Work request =
Without changing a character, return the entries, but not the images they hold.

[Interface dataset entries]
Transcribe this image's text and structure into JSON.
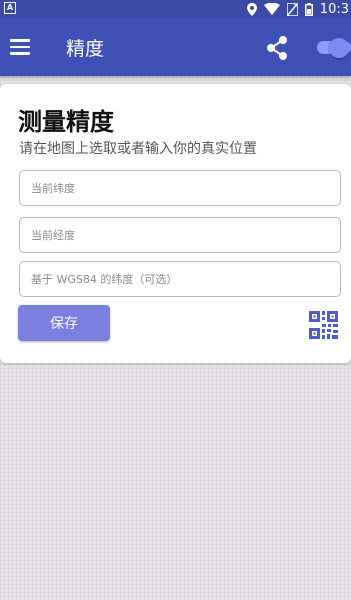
{
  "status_bar": {
    "time": "10:3",
    "icon_names": [
      "notification-a-icon",
      "location-icon",
      "wifi-icon",
      "no-sim-icon",
      "battery-icon"
    ]
  },
  "app_bar": {
    "title": "精度",
    "icon_names": [
      "menu-icon",
      "share-icon",
      "toggle-switch"
    ]
  },
  "card": {
    "title": "测量精度",
    "subtitle": "请在地图上选取或者输入你的真实位置",
    "fields": [
      {
        "placeholder": "当前纬度",
        "value": ""
      },
      {
        "placeholder": "当前经度",
        "value": ""
      },
      {
        "placeholder": "基于 WGS84 的纬度（可选）",
        "value": ""
      }
    ],
    "save_label": "保存",
    "qr_icon": "qr-code-icon"
  },
  "colors": {
    "status_bar": "#3a4aa5",
    "app_bar": "#3f51b5",
    "button": "#7b7fe0",
    "toggle": "#8c9eff",
    "background": "#e9e4ea"
  }
}
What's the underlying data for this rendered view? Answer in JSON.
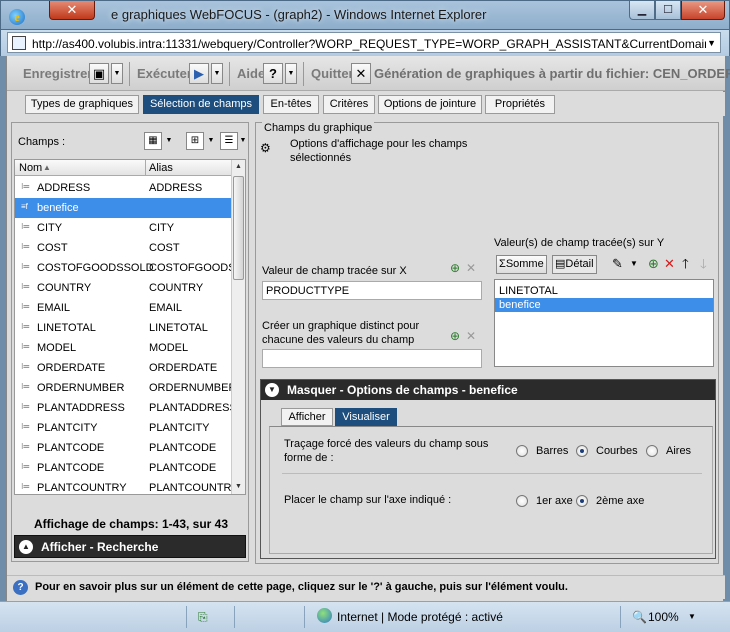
{
  "window": {
    "title_prefix": "e graphiques WebFOCUS - (graph2) - Windows Internet Explorer",
    "close_glyph": "✕",
    "min_glyph": "▁",
    "max_glyph": "☐"
  },
  "address": {
    "url": "http://as400.volubis.intra:11331/webquery/Controller?WORP_REQUEST_TYPE=WORP_GRAPH_ASSISTANT&CurrentDomain=ur"
  },
  "toolbar": {
    "save_label": "Enregistrer",
    "run_label": "Exécuter",
    "help_label": "Aide",
    "help_glyph": "?",
    "quit_label": "Quitter",
    "quit_glyph": "✕",
    "title": "Génération de graphiques à partir du fichier: CEN_ORDERS"
  },
  "tabs": [
    {
      "label": "Types de graphiques"
    },
    {
      "label": "Sélection de champs"
    },
    {
      "label": "En-têtes"
    },
    {
      "label": "Critères"
    },
    {
      "label": "Options de jointure"
    },
    {
      "label": "Propriétés"
    }
  ],
  "left": {
    "champs_label": "Champs :",
    "col_nom": "Nom",
    "col_alias": "Alias",
    "fields": [
      {
        "nom": "ADDRESS",
        "alias": "ADDRESS"
      },
      {
        "nom": "benefice",
        "alias": ""
      },
      {
        "nom": "CITY",
        "alias": "CITY"
      },
      {
        "nom": "COST",
        "alias": "COST"
      },
      {
        "nom": "COSTOFGOODSSOLD",
        "alias": "COSTOFGOODSS"
      },
      {
        "nom": "COUNTRY",
        "alias": "COUNTRY"
      },
      {
        "nom": "EMAIL",
        "alias": "EMAIL"
      },
      {
        "nom": "LINETOTAL",
        "alias": "LINETOTAL"
      },
      {
        "nom": "MODEL",
        "alias": "MODEL"
      },
      {
        "nom": "ORDERDATE",
        "alias": "ORDERDATE"
      },
      {
        "nom": "ORDERNUMBER",
        "alias": "ORDERNUMBER"
      },
      {
        "nom": "PLANTADDRESS",
        "alias": "PLANTADDRESS"
      },
      {
        "nom": "PLANTCITY",
        "alias": "PLANTCITY"
      },
      {
        "nom": "PLANTCODE",
        "alias": "PLANTCODE"
      },
      {
        "nom": "PLANTCODE",
        "alias": "PLANTCODE"
      },
      {
        "nom": "PLANTCOUNTRY",
        "alias": "PLANTCOUNTRY"
      }
    ],
    "count": "Affichage de champs: 1-43, sur 43",
    "search_label": "Afficher - Recherche"
  },
  "right": {
    "group_title": "Champs du graphique",
    "options_label": "Options d'affichage pour les champs sélectionnés",
    "x_label": "Valeur de champ tracée sur X",
    "x_value": "PRODUCTTYPE",
    "distinct_label": "Créer un graphique distinct pour chacune des valeurs du champ",
    "distinct_value": "",
    "y_label": "Valeur(s) de champ tracée(s) sur Y",
    "somme_label": "Somme",
    "detail_label": "Détail",
    "y_values": [
      "LINETOTAL",
      "benefice"
    ],
    "masquer_label": "Masquer - Options de champs - benefice",
    "subtabs": [
      {
        "label": "Afficher"
      },
      {
        "label": "Visualiser"
      }
    ],
    "trace_label": "Traçage forcé des valeurs du champ sous forme de :",
    "trace_options": [
      "Barres",
      "Courbes",
      "Aires"
    ],
    "trace_selected": "Courbes",
    "axe_label": "Placer le champ sur l'axe indiqué :",
    "axe_options": [
      "1er axe",
      "2ème axe"
    ],
    "axe_selected": "2ème axe"
  },
  "help_text": "Pour en savoir plus sur un élément de cette page, cliquez sur le '?' à gauche, puis sur l'élément voulu.",
  "status": {
    "zone": "Internet | Mode protégé : activé",
    "zoom": "100%"
  }
}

Output for this task =
Transcribe this image's text and structure into JSON.
{
  "status_bar": {
    "time": "10:3",
    "icon_names": [
      "notification-a-icon",
      "location-icon",
      "wifi-icon",
      "no-sim-icon",
      "battery-icon"
    ]
  },
  "app_bar": {
    "title": "精度",
    "icon_names": [
      "menu-icon",
      "share-icon",
      "toggle-switch"
    ]
  },
  "card": {
    "title": "测量精度",
    "subtitle": "请在地图上选取或者输入你的真实位置",
    "fields": [
      {
        "placeholder": "当前纬度",
        "value": ""
      },
      {
        "placeholder": "当前经度",
        "value": ""
      },
      {
        "placeholder": "基于 WGS84 的纬度（可选）",
        "value": ""
      }
    ],
    "save_label": "保存",
    "qr_icon": "qr-code-icon"
  },
  "colors": {
    "status_bar": "#3a4aa5",
    "app_bar": "#3f51b5",
    "button": "#7b7fe0",
    "toggle": "#8c9eff",
    "background": "#e9e4ea"
  }
}
What's the underlying data for this rendered view? Answer in JSON.
{
  "window": {
    "title_prefix": "e graphiques WebFOCUS - (graph2) - Windows Internet Explorer",
    "close_glyph": "✕",
    "min_glyph": "▁",
    "max_glyph": "☐"
  },
  "address": {
    "url": "http://as400.volubis.intra:11331/webquery/Controller?WORP_REQUEST_TYPE=WORP_GRAPH_ASSISTANT&CurrentDomain=ur"
  },
  "toolbar": {
    "save_label": "Enregistrer",
    "run_label": "Exécuter",
    "help_label": "Aide",
    "help_glyph": "?",
    "quit_label": "Quitter",
    "quit_glyph": "✕",
    "title": "Génération de graphiques à partir du fichier: CEN_ORDERS"
  },
  "tabs": [
    {
      "label": "Types de graphiques"
    },
    {
      "label": "Sélection de champs"
    },
    {
      "label": "En-têtes"
    },
    {
      "label": "Critères"
    },
    {
      "label": "Options de jointure"
    },
    {
      "label": "Propriétés"
    }
  ],
  "left": {
    "champs_label": "Champs :",
    "col_nom": "Nom",
    "col_alias": "Alias",
    "fields": [
      {
        "nom": "ADDRESS",
        "alias": "ADDRESS"
      },
      {
        "nom": "benefice",
        "alias": ""
      },
      {
        "nom": "CITY",
        "alias": "CITY"
      },
      {
        "nom": "COST",
        "alias": "COST"
      },
      {
        "nom": "COSTOFGOODSSOLD",
        "alias": "COSTOFGOODSS"
      },
      {
        "nom": "COUNTRY",
        "alias": "COUNTRY"
      },
      {
        "nom": "EMAIL",
        "alias": "EMAIL"
      },
      {
        "nom": "LINETOTAL",
        "alias": "LINETOTAL"
      },
      {
        "nom": "MODEL",
        "alias": "MODEL"
      },
      {
        "nom": "ORDERDATE",
        "alias": "ORDERDATE"
      },
      {
        "nom": "ORDERNUMBER",
        "alias": "ORDERNUMBER"
      },
      {
        "nom": "PLANTADDRESS",
        "alias": "PLANTADDRESS"
      },
      {
        "nom": "PLANTCITY",
        "alias": "PLANTCITY"
      },
      {
        "nom": "PLANTCODE",
        "alias": "PLANTCODE"
      },
      {
        "nom": "PLANTCODE",
        "alias": "PLANTCODE"
      },
      {
        "nom": "PLANTCOUNTRY",
        "alias": "PLANTCOUNTRY"
      }
    ],
    "count": "Affichage de champs: 1-43, sur 43",
    "search_label": "Afficher - Recherche"
  },
  "right": {
    "group_title": "Champs du graphique",
    "options_label": "Options d'affichage pour les champs sélectionnés",
    "x_label": "Valeur de champ tracée sur X",
    "x_value": "PRODUCTTYPE",
    "distinct_label": "Créer un graphique distinct pour chacune des valeurs du champ",
    "distinct_value": "",
    "y_label": "Valeur(s) de champ tracée(s) sur Y",
    "somme_label": "Somme",
    "detail_label": "Détail",
    "y_values": [
      "LINETOTAL",
      "benefice"
    ],
    "masquer_label": "Masquer - Options de champs - benefice",
    "subtabs": [
      {
        "label": "Afficher"
      },
      {
        "label": "Visualiser"
      }
    ],
    "trace_label": "Traçage forcé des valeurs du champ sous forme de :",
    "trace_options": [
      "Barres",
      "Courbes",
      "Aires"
    ],
    "trace_selected": "Courbes",
    "axe_label": "Placer le champ sur l'axe indiqué :",
    "axe_options": [
      "1er axe",
      "2ème axe"
    ],
    "axe_selected": "2ème axe"
  },
  "help_text": "Pour en savoir plus sur un élément de cette page, cliquez sur le '?' à gauche, puis sur l'élément voulu.",
  "status": {
    "zone": "Internet | Mode protégé : activé",
    "zoom": "100%"
  }
}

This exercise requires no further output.